ASSIGNED TASK | Each line of the data that includes the string "subtitle" is to be copied out.

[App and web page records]
+--

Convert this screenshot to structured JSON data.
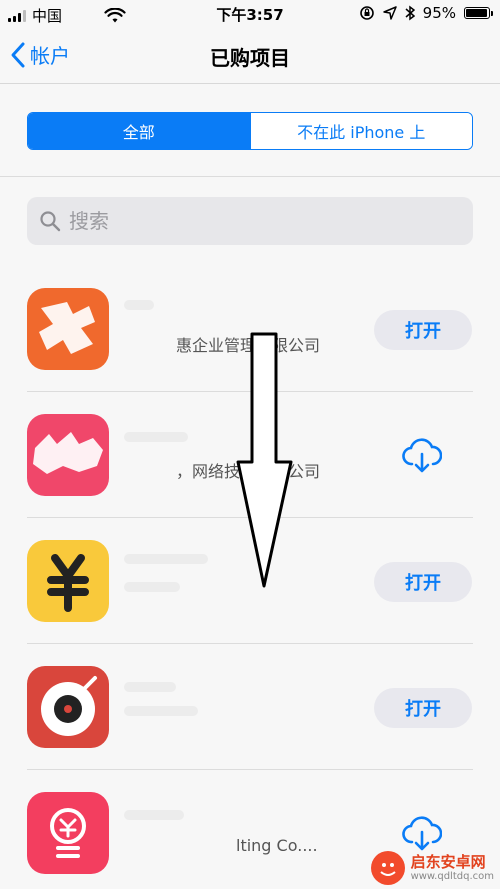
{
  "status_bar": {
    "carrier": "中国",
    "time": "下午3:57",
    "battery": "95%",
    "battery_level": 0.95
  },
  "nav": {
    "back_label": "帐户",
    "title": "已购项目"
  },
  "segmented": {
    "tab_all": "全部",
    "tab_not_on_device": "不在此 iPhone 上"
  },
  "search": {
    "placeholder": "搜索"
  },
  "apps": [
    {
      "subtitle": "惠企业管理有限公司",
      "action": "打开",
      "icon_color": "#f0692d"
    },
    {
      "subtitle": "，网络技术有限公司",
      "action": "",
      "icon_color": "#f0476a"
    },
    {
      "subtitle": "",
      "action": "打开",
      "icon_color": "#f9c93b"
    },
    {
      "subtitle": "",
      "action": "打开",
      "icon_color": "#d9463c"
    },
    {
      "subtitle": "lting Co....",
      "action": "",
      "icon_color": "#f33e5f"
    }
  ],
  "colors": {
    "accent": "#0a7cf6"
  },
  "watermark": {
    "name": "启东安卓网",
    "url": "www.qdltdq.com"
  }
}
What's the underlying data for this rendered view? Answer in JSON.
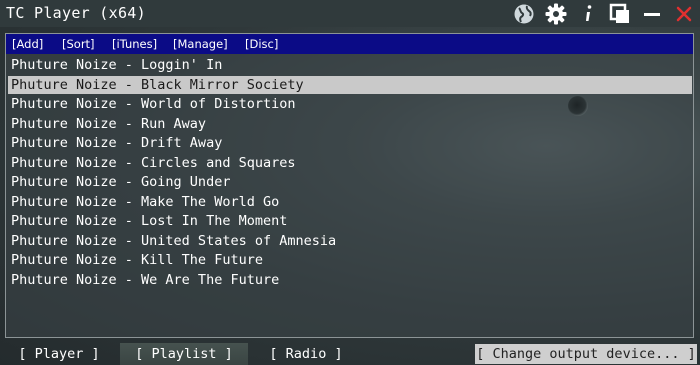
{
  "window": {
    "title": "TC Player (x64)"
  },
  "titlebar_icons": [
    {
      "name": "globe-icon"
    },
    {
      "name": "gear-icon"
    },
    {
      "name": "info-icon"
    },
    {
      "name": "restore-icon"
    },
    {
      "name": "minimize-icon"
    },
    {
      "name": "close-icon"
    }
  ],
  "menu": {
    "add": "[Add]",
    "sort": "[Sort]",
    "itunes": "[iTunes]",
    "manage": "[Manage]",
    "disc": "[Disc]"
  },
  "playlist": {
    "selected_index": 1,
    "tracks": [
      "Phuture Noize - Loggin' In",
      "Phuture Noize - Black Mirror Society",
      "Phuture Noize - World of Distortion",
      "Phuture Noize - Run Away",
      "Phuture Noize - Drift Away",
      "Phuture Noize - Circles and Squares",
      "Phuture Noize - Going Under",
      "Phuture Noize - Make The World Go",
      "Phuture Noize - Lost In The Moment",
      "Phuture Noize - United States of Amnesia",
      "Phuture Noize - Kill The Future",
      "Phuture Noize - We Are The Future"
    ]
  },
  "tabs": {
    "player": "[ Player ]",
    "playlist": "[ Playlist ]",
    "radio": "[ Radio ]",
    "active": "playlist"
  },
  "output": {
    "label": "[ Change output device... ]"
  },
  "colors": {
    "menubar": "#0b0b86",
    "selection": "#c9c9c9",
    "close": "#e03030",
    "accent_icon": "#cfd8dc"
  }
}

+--

EXERCISE ANSWER |
      "subtitle": "惠企业管理有限公司",
      "subtitle": "，网络技术有限公司",
      "subtitle": "",
      "subtitle": "",
      "subtitle": "lting Co....",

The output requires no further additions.